Search the listing for "placeholder" and copy every line where it appears.

**Source information:**
- Opening Delimiter -

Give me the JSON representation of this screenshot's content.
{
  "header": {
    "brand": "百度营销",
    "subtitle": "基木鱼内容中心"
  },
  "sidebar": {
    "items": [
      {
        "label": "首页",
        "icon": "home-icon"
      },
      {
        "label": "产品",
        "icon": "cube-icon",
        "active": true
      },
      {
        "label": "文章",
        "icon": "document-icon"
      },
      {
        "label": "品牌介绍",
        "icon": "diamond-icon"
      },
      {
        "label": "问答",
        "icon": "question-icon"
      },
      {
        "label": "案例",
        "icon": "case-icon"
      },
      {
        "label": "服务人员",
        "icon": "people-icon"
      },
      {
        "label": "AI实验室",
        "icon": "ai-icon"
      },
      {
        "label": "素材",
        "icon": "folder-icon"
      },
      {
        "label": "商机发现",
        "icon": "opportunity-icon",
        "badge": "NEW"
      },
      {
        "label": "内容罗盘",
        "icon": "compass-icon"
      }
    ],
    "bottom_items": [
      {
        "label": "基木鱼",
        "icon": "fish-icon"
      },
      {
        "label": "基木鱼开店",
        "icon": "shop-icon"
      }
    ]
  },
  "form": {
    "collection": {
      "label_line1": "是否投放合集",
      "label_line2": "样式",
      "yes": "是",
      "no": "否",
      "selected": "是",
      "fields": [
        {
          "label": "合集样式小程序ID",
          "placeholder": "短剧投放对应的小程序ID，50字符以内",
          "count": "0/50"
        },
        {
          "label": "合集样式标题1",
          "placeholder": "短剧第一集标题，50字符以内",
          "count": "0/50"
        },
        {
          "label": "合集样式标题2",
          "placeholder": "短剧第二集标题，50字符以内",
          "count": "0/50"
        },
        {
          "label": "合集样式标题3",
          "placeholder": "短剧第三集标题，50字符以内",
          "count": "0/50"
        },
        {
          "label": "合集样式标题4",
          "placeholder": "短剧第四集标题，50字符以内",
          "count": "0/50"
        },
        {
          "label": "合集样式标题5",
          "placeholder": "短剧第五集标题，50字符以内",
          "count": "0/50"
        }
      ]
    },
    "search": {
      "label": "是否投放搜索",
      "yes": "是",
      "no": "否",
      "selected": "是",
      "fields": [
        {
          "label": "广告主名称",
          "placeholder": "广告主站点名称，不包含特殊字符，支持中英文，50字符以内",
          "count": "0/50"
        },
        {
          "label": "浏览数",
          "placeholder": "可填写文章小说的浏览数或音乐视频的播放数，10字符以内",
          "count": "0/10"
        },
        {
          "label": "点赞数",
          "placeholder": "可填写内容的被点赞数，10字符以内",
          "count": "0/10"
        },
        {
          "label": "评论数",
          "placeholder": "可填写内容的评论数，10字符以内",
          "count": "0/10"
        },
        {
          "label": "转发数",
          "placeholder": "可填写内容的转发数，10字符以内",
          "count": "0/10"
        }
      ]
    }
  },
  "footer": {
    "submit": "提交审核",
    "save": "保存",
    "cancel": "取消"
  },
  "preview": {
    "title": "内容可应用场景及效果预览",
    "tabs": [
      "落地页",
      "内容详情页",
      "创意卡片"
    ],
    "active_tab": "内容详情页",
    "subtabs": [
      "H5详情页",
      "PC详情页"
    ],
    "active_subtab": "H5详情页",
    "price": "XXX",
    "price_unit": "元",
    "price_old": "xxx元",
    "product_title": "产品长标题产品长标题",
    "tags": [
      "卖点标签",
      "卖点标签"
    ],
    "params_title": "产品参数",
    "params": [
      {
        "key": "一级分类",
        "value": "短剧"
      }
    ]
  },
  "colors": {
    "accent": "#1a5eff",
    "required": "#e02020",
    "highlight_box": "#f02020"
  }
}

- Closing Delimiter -

**Task solution:**
          "placeholder": "短剧投放对应的小程序ID，50字符以内",
          "placeholder": "短剧第一集标题，50字符以内",
          "placeholder": "短剧第二集标题，50字符以内",
          "placeholder": "短剧第三集标题，50字符以内",
          "placeholder": "短剧第四集标题，50字符以内",
          "placeholder": "短剧第五集标题，50字符以内",
          "placeholder": "广告主站点名称，不包含特殊字符，支持中英文，50字符以内",
          "placeholder": "可填写文章小说的浏览数或音乐视频的播放数，10字符以内",
          "placeholder": "可填写内容的被点赞数，10字符以内",
          "placeholder": "可填写内容的评论数，10字符以内",
          "placeholder": "可填写内容的转发数，10字符以内",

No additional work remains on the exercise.